YOUR GOAL: The response must consist of every record, restated word for word.

*** Begin section ***

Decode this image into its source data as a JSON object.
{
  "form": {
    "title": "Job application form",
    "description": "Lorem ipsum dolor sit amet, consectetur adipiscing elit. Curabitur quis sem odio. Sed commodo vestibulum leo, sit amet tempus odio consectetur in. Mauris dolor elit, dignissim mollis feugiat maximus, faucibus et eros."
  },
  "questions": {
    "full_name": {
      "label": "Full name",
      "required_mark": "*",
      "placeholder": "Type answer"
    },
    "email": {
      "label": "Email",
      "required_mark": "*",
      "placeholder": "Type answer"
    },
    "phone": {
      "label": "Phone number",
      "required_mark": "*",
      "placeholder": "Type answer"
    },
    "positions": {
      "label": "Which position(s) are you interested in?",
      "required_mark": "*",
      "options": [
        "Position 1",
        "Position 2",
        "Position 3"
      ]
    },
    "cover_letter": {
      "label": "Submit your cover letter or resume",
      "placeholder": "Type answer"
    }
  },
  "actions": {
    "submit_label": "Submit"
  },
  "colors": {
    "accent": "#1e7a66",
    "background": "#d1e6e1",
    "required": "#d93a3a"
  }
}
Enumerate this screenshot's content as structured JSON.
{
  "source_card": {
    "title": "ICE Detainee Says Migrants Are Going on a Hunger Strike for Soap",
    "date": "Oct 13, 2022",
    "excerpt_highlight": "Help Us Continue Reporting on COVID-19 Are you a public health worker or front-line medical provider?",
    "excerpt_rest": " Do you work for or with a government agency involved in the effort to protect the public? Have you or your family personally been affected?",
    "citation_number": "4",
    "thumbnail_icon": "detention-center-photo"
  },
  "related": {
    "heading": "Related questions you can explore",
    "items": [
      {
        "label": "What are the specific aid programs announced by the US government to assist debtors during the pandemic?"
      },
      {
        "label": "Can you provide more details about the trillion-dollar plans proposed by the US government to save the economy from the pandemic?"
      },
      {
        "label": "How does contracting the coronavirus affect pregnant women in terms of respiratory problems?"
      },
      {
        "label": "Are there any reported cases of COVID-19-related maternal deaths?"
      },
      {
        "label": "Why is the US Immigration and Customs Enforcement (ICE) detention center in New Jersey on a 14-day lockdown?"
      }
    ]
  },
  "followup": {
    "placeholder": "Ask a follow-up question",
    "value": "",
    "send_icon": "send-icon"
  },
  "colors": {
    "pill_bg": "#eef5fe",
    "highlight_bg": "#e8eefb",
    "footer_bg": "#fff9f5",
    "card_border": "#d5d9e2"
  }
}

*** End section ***

OUTPUT:
Decode this image into its source data as a JSON object.
{
  "form": {
    "title": "Job application form",
    "description": "Lorem ipsum dolor sit amet, consectetur adipiscing elit. Curabitur quis sem odio. Sed commodo vestibulum leo, sit amet tempus odio consectetur in. Mauris dolor elit, dignissim mollis feugiat maximus, faucibus et eros."
  },
  "questions": {
    "full_name": {
      "label": "Full name",
      "required_mark": "*",
      "placeholder": "Type answer"
    },
    "email": {
      "label": "Email",
      "required_mark": "*",
      "placeholder": "Type answer"
    },
    "phone": {
      "label": "Phone number",
      "required_mark": "*",
      "placeholder": "Type answer"
    },
    "positions": {
      "label": "Which position(s) are you interested in?",
      "required_mark": "*",
      "options": [
        "Position 1",
        "Position 2",
        "Position 3"
      ]
    },
    "cover_letter": {
      "label": "Submit your cover letter or resume",
      "placeholder": "Type answer"
    }
  },
  "actions": {
    "submit_label": "Submit"
  },
  "colors": {
    "accent": "#1e7a66",
    "background": "#d1e6e1",
    "required": "#d93a3a"
  }
}
Enumerate this screenshot's content as structured JSON.
{
  "source_card": {
    "title": "ICE Detainee Says Migrants Are Going on a Hunger Strike for Soap",
    "date": "Oct 13, 2022",
    "excerpt_highlight": "Help Us Continue Reporting on COVID-19 Are you a public health worker or front-line medical provider?",
    "excerpt_rest": " Do you work for or with a government agency involved in the effort to protect the public? Have you or your family personally been affected?",
    "citation_number": "4",
    "thumbnail_icon": "detention-center-photo"
  },
  "related": {
    "heading": "Related questions you can explore",
    "items": [
      {
        "label": "What are the specific aid programs announced by the US government to assist debtors during the pandemic?"
      },
      {
        "label": "Can you provide more details about the trillion-dollar plans proposed by the US government to save the economy from the pandemic?"
      },
      {
        "label": "How does contracting the coronavirus affect pregnant women in terms of respiratory problems?"
      },
      {
        "label": "Are there any reported cases of COVID-19-related maternal deaths?"
      },
      {
        "label": "Why is the US Immigration and Customs Enforcement (ICE) detention center in New Jersey on a 14-day lockdown?"
      }
    ]
  },
  "followup": {
    "placeholder": "Ask a follow-up question",
    "value": "",
    "send_icon": "send-icon"
  },
  "colors": {
    "pill_bg": "#eef5fe",
    "highlight_bg": "#e8eefb",
    "footer_bg": "#fff9f5",
    "card_border": "#d5d9e2"
  }
}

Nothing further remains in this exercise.